We shared three main dishes : Shrimp Curry with onions, green pepper and tomato ; Sliced Pork with Sour Mustard, and a Mixed Noodle Dish with four different kinds of noodles. The shrimp curry was out of this world , the yellow curry paste tempered with just the right amount of coconut milk to make a perfect gravy. The noodles too were very good , mixed with the same ingredients as the salads plus fried tofu and potatoes. The pork dish was pretty good  but could have been better. It was very similar to a dish that I’ve eaten many times in Chinatown restaurants and have even prepared at home . The trick is to wash the pickled mustard  in several changes of water to get rid of the salt and then soak it in sugar water to get rid of some of the sourness. At Mandalay, the mustard had apparently not been soaked enough because it was a little too sour for my taste. The dishes were served with bowls of white rice.

At Mandalay, we always  make it a point to order side dishes or condiments to add zip to the meal. Our two favorites are Achin Yay ( Lemon and Garlic with hot chili oil) and Mandalay Acho Yay ( Soy sauce, garlic, lemon juice, chili, sesame seeds and crushed peanuts). Great tasting and , at 49 cents each, a real steal.

For dessert we had  Shweji ( a golden brown cake of cream of wheat, coconut cream, raisins and milk, topped with poppy seeds ) and Coconut Ice Cream. Actually the latter is more like a sorbet and is served in a faux coconut shell.We split the desserts between us and the contrast of hot and cold was delightful.

Mandalay does serve drinks and has a good selection of beers and a modest wine list. While we were waiting for our food to be served , I enjoyed a copper colored winter ale whose name I forgot to note while another in our party had a Mandalay Ale  which , despite it’s name, turned out to have been brewed in the Yakima Valley, Washington State.No matter; both were toothsome.
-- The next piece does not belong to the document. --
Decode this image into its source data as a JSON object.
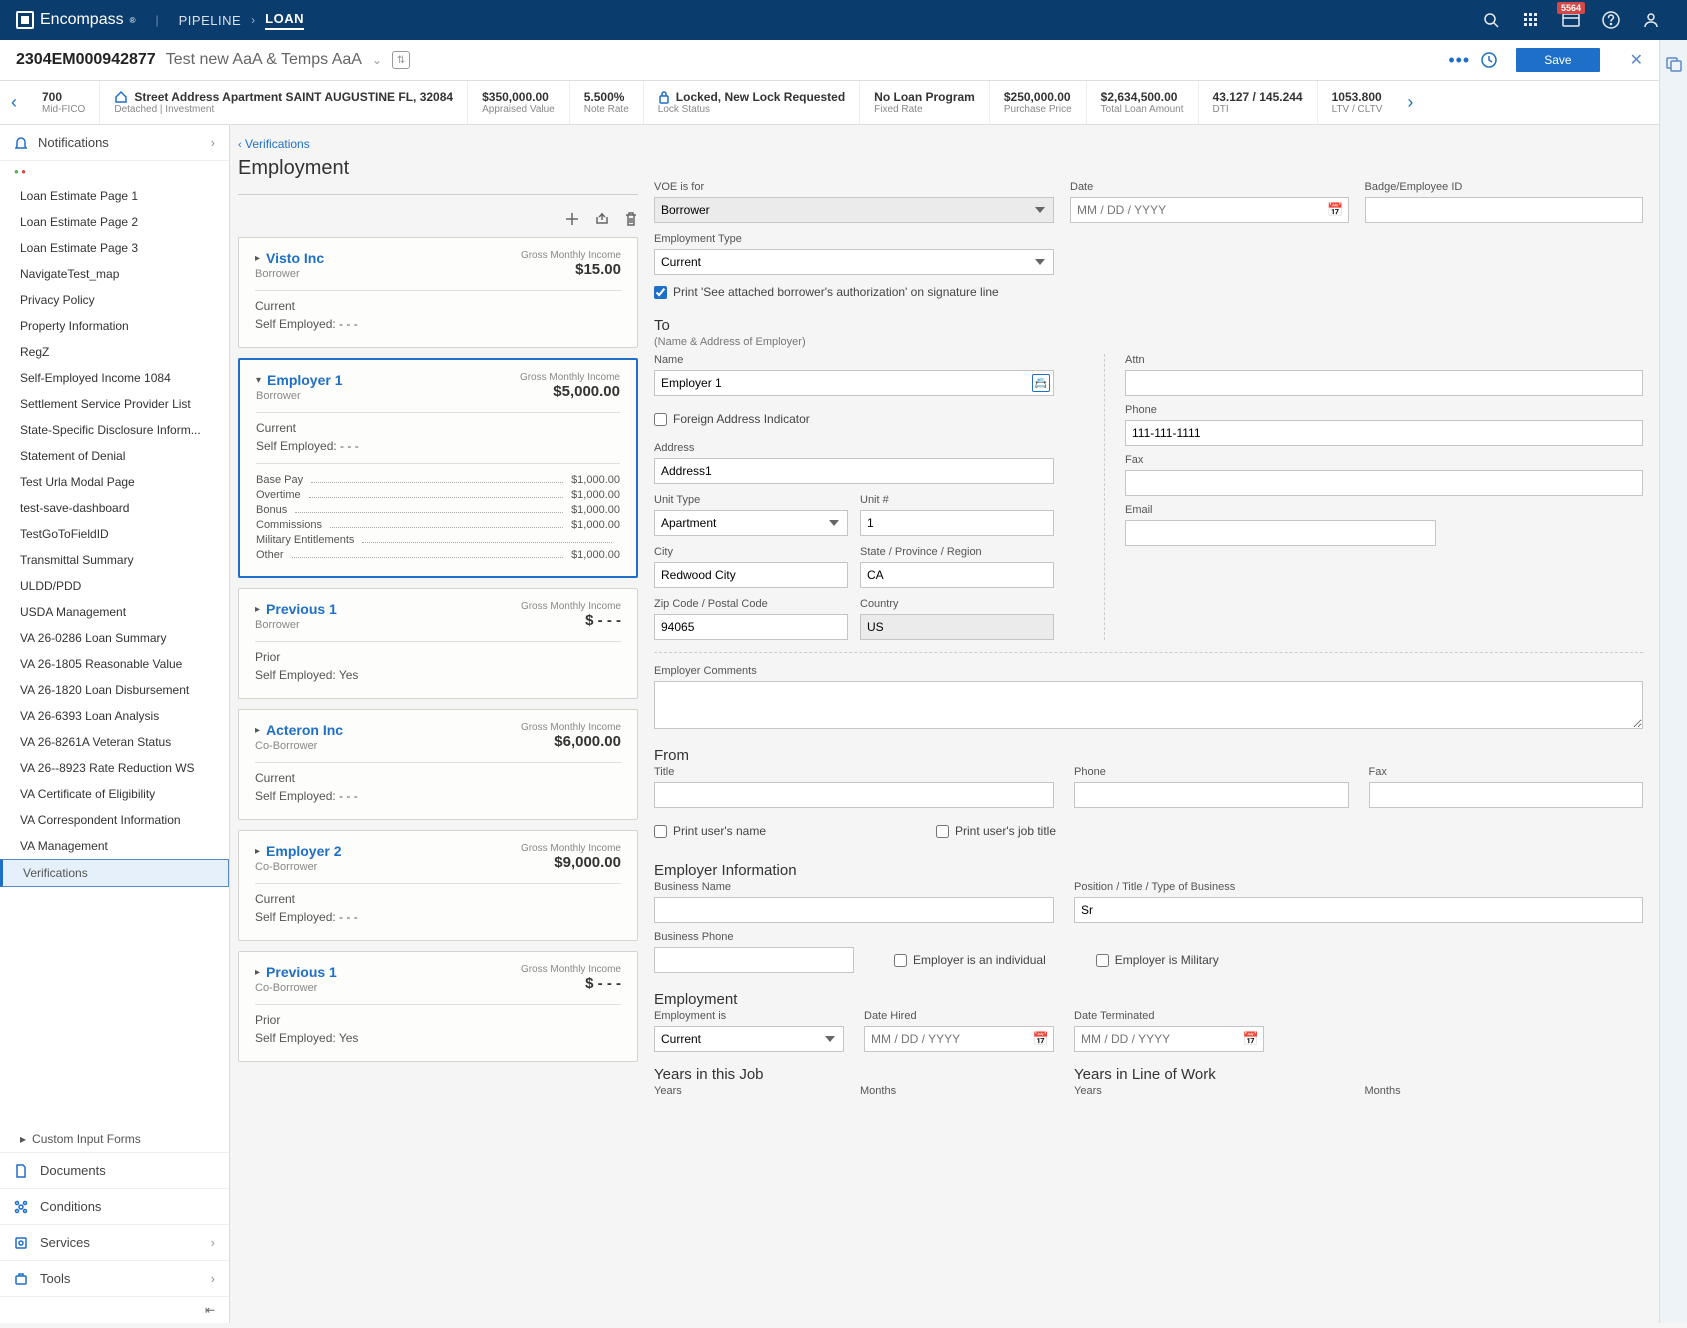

Mandalay has an extensive menu with at least a dozen other dishes that I would love to try. Appetizers like Squash fritters and Eggplant fritters, Squid salad, Spring Roll Salad, Fried Catfish with vegetables in a curry sauce and Beef curry are some of the dishes I am looking forward to trying on my next trip to Washington . May it be soon !

A final word about the atmosphere at Mandalay. It’s very relaxing and pleasant and the friendly staff make you feel right at home. It appears to be a family run enterprise and everyone from the manager to the greeter and waitpersons make dining there a delightful experience. Prices are very moderate. Our check for a party of four , inclusive of two beers and tip was about $ 105.

Mandalay Restaurant and Cafe  930 Bonifant Street, Silver Spring , MD 20910.  Phone (301) 585-0500. Visa, MasterCard.

Read Full Post »

Mr. & Mrs. 55 - Classic Bollywood Revisited!

Two Harvard students relive the magic and music of old Bollywood cinema

Golden Ripples

About Food, Travel, Sports , Books and other fun things

47 Japanese Farms: Japan Through The Eyes of Its Rural Communities -- 47日本の農園

A journey through 47 prefectures to capture the stories of Japan's farmers and rural communities


WordPress.com is the best place for your personal blog or business site.

%d bloggers like this: